**Given information**
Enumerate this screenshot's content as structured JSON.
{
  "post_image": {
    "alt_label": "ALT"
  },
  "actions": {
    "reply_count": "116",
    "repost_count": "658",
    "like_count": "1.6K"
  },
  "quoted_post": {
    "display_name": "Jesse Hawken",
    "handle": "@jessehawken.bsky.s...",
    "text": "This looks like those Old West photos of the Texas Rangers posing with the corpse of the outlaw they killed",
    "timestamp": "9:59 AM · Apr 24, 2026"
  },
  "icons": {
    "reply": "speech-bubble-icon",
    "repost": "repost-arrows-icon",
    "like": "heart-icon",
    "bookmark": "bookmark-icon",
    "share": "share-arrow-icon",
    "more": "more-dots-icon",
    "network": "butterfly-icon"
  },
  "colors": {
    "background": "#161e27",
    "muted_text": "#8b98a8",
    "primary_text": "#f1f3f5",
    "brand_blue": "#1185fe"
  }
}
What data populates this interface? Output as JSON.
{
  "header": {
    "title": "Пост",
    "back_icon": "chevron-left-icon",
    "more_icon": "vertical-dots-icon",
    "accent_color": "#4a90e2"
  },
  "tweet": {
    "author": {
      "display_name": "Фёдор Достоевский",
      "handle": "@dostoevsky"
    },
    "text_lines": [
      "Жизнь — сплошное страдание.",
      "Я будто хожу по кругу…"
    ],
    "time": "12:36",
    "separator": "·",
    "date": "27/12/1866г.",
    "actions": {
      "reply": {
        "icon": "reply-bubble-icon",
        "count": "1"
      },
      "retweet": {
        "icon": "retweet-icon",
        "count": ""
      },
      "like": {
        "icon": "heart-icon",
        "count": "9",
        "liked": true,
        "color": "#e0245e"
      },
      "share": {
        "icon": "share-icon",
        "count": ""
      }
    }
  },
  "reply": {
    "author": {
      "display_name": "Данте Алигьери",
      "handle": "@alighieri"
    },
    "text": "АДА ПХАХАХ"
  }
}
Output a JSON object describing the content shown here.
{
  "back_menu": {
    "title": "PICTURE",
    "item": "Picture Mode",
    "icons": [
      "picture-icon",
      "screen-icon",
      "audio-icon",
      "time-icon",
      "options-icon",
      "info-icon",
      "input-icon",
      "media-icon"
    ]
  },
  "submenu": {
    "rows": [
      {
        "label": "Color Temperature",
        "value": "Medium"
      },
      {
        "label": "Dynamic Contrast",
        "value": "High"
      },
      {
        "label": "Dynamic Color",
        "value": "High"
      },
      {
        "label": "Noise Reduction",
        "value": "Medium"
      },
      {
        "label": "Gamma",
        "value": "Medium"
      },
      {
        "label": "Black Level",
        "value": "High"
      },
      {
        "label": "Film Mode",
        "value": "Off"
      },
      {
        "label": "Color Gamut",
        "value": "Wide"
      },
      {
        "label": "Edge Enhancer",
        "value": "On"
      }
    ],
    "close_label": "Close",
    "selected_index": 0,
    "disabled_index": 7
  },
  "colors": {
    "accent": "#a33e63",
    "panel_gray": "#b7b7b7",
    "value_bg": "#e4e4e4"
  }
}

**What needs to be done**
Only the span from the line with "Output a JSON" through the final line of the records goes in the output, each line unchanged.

**Exercise response**
Output a JSON object describing the content shown here.
{
  "back_menu": {
    "title": "PICTURE",
    "item": "Picture Mode",
    "icons": [
      "picture-icon",
      "screen-icon",
      "audio-icon",
      "time-icon",
      "options-icon",
      "info-icon",
      "input-icon",
      "media-icon"
    ]
  },
  "submenu": {
    "rows": [
      {
        "label": "Color Temperature",
        "value": "Medium"
      },
      {
        "label": "Dynamic Contrast",
        "value": "High"
      },
      {
        "label": "Dynamic Color",
        "value": "High"
      },
      {
        "label": "Noise Reduction",
        "value": "Medium"
      },
      {
        "label": "Gamma",
        "value": "Medium"
      },
      {
        "label": "Black Level",
        "value": "High"
      },
      {
        "label": "Film Mode",
        "value": "Off"
      },
      {
        "label": "Color Gamut",
        "value": "Wide"
      },
      {
        "label": "Edge Enhancer",
        "value": "On"
      }
    ],
    "close_label": "Close",
    "selected_index": 0,
    "disabled_index": 7
  },
  "colors": {
    "accent": "#a33e63",
    "panel_gray": "#b7b7b7",
    "value_bg": "#e4e4e4"
  }
}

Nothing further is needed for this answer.